Lufthansa still plans to grow this year but has cut its capacity expansion plans to 0.5 percent from 12 percent. Air France-KLM has also scaled down capacity growth, having already shrunk 20 percent before the crisis.
Many airlines are focusing on cutting some of their less-profitable routes, especially short-haul services to secondary cities in Europe, hitting travellers who rely on regional airports – such as Britons with second homes on the continent.
Nicholas Blair, from Leicester in central England, bought a second home in the Loire region of western France five years ago, partly because Ryanair had regular flights to nearby Nantes from his local airport. However, the Irish carrier stopped services to Nantes late last year.
“It used to take us four hours door to door flying from East Midlands Airport, but now we either have to fly to Dublin and change flights or go to Limoges, hire a car and drive, which makes it so much more inconvenient and much more expensive. One of the reasons we bought the property was because of the convenient and cheap travel to it,” said Blair.
In Britain, regional airports have also had European services cut by airlines because higher airport charges that came into force this year have made it unprofitable for budget carriers to offer short flights to neighbouring countries.
They have also been hit by the UK’s air passenger duty (APD) and the winding down of low-cost carrier bmibaby after its parent was bought by IAG. It plans to scrap several bmi routes – including to Amritsar in India and Casablanca in Morocco – after the summer, due to “poor revenue performance”.
EasyJet recently announced plans to close its base at Madrid airport next year due to a combination of overcapacity, leading to low revenue per passenger, and rising airport charges.
Ryanair routinely justifies route changes with the airport charges and taxes it pays, but it has shifted capacity in recent months from Spain and increased it in faster-growing Poland.
“The major driver is the deals they get from airports, but the economic environment and the nature of the destinations (if it is a sun or city destination) also plays a role,” said Merrion Capital analyst Gerard Moore.
Legacy carriers such as British Airways make most of their profit on long-haul flights and need to offer domestic and European flights to bring passengers to their hubs to fill long-haul seats.
“If 70 to 80 percent of an airline’s passengers are transferring to other flights, you cannot do without feeder flights,” AlixPartners’ Goedeking said.
European airlines, stung by an economic crisis sweeping the continent, are also keen to add services to emerging markets in Asia and fast-growing nations in eastern Europe to tap into growing passenger numbers that can fill up bigger planes.
BA recently announced new routes from London Heathrow to South Korean capital Seoul and is competing with easyJet to win rights for 14 weekly flights from London Gatwick to Moscow, using slots formerly held by bmi.
Data seems to show that airlines’ efforts are paying off to some extent.
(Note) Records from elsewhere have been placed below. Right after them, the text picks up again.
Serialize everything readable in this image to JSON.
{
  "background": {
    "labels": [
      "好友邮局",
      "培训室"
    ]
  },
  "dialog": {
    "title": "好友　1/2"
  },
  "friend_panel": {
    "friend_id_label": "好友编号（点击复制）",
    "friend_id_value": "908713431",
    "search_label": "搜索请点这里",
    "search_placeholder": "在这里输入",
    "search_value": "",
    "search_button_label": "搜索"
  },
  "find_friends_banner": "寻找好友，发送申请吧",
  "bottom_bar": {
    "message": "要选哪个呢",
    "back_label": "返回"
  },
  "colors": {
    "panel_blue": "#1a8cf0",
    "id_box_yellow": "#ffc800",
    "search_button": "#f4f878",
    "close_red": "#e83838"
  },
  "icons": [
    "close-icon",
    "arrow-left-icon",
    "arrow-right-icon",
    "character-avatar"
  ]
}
The passenger load factor in Europe increased to 82.5 percent on international routes in June from 80.6 percent a year earlier, according to industry body IATA.
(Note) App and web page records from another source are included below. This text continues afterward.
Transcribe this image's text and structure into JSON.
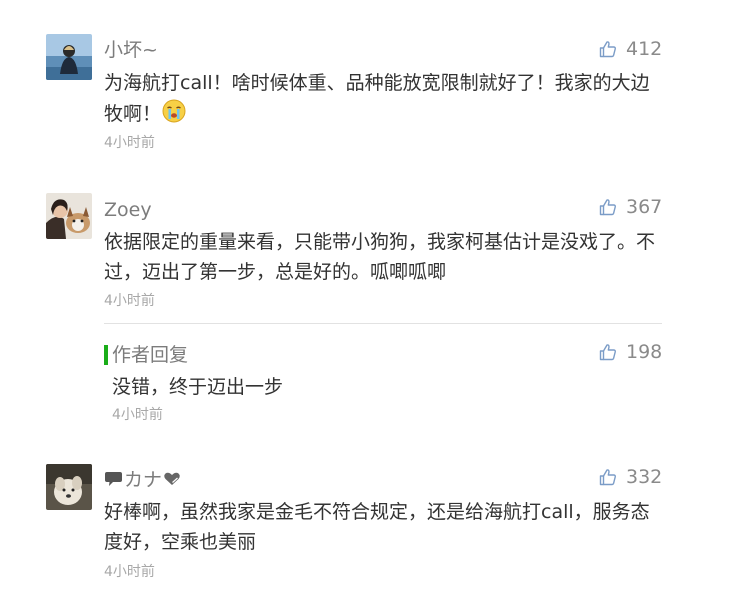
{
  "comments": [
    {
      "nickname": "小坏~",
      "content": "为海航打call！啥时候体重、品种能放宽限制就好了！我家的大边牧啊！",
      "emoji": "crying-emoji",
      "time": "4小时前",
      "likes": "412"
    },
    {
      "nickname": "Zoey",
      "content": "依据限定的重量来看，只能带小狗狗，我家柯基估计是没戏了。不过，迈出了第一步，总是好的。呱唧呱唧",
      "time": "4小时前",
      "likes": "367"
    },
    {
      "nickname": "カナ",
      "content": "好棒啊，虽然我家是金毛不符合规定，还是给海航打call，服务态度好，空乘也美丽",
      "time": "4小时前",
      "likes": "332"
    }
  ],
  "author_reply": {
    "label": "作者回复",
    "content": "没错，终于迈出一步",
    "time": "4小时前",
    "likes": "198"
  },
  "colors": {
    "accent": "#1aad19",
    "text": "#333333",
    "meta": "#a8a8a8",
    "nickname": "#7c7c7c"
  },
  "icons": [
    "thumbs-up-icon",
    "crying-emoji",
    "speech-bubble-icon",
    "heart-icon"
  ]
}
For domestic flights, the figure improved to 81.6 percent from 79.8 percent a year earlier, showing airlines are offering fewer seats that end up unused. But those figures do not take into account whether airlines are lowering ticket prices to lure more customers onto their planes.
Data from industry bodies IATA and ICAO show average fares globally increasing 1.4 percent between 2005 and 2010, during which time the price of oil – a key factor for airlines costs – rose by more than 40 percent.
Not everyone admits to viewing such trends in a negative light.
“I love price competition,” Ryanair chief executive Michael O’Leary said on a recent conference call. “It… means the competition blow their brains out even faster than would normally be the case.”